[Data about app and page elements]
....

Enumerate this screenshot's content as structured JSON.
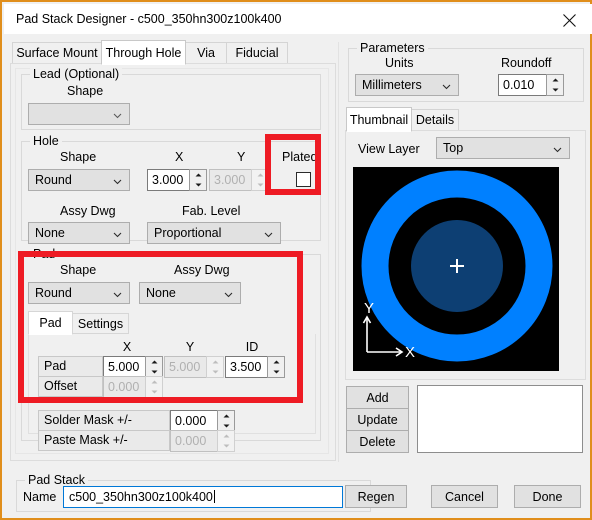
{
  "window": {
    "title": "Pad Stack Designer - c500_350hn300z100k400",
    "close_icon": "close-icon",
    "border_color": "#e08e1b"
  },
  "tabs": [
    {
      "label": "Surface Mount",
      "selected": false
    },
    {
      "label": "Through Hole",
      "selected": true
    },
    {
      "label": "Via",
      "selected": false
    },
    {
      "label": "Fiducial",
      "selected": false
    }
  ],
  "lead": {
    "group_title": "Lead (Optional)",
    "shape_label": "Shape",
    "shape_value": "",
    "shape_enabled": false
  },
  "hole": {
    "group_title": "Hole",
    "shape_label": "Shape",
    "shape_value": "Round",
    "x_label": "X",
    "x_value": "3.000",
    "x_enabled": true,
    "y_label": "Y",
    "y_value": "3.000",
    "y_enabled": false,
    "plated_label": "Plated",
    "plated_checked": false,
    "assy_dwg_label": "Assy Dwg",
    "assy_dwg_value": "None",
    "fab_level_label": "Fab. Level",
    "fab_level_value": "Proportional"
  },
  "pad": {
    "group_title": "Pad",
    "shape_label": "Shape",
    "shape_value": "Round",
    "assy_dwg_label": "Assy Dwg",
    "assy_dwg_value": "None",
    "inner_tabs": [
      {
        "label": "Pad",
        "selected": true
      },
      {
        "label": "Settings",
        "selected": false
      }
    ],
    "col_x": "X",
    "col_y": "Y",
    "col_id": "ID",
    "row_pad_label": "Pad",
    "row_offset_label": "Offset",
    "pad_x": "5.000",
    "pad_x_enabled": true,
    "pad_y": "5.000",
    "pad_y_enabled": false,
    "pad_id": "3.500",
    "pad_id_enabled": true,
    "offset_x": "0.000",
    "offset_x_enabled": false,
    "solder_mask_label": "Solder Mask +/-",
    "solder_mask_value": "0.000",
    "solder_mask_enabled": true,
    "paste_mask_label": "Paste Mask +/-",
    "paste_mask_value": "0.000",
    "paste_mask_enabled": false
  },
  "highlights": {
    "plated_color": "#ee1b24",
    "pad_color": "#ee1b24"
  },
  "parameters": {
    "group_title": "Parameters",
    "units_label": "Units",
    "units_value": "Millimeters",
    "roundoff_label": "Roundoff",
    "roundoff_value": "0.010"
  },
  "thumbnail": {
    "tabs": [
      {
        "label": "Thumbnail",
        "selected": true
      },
      {
        "label": "Details",
        "selected": false
      }
    ],
    "view_layer_label": "View Layer",
    "view_layer_value": "Top",
    "axis_x_label": "X",
    "axis_y_label": "Y",
    "pad_ring_color": "#0080ff",
    "hole_color": "#0d3f73",
    "background_color": "#000000",
    "origin_marker": "crosshair-marker"
  },
  "actions": {
    "add_label": "Add",
    "update_label": "Update",
    "delete_label": "Delete"
  },
  "padstack": {
    "group_title": "Pad Stack",
    "name_label": "Name",
    "name_value": "c500_350hn300z100k400",
    "regen_label": "Regen"
  },
  "dialog_buttons": {
    "cancel_label": "Cancel",
    "done_label": "Done"
  }
}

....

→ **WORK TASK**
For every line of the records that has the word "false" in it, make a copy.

→ **ANSWER**
      "selected": false
      "selected": false
      "selected": false
    "shape_enabled": false
    "y_enabled": false,
    "plated_checked": false,
        "selected": false
    "pad_y_enabled": false,
    "offset_x_enabled": false,
    "paste_mask_enabled": false
        "selected": false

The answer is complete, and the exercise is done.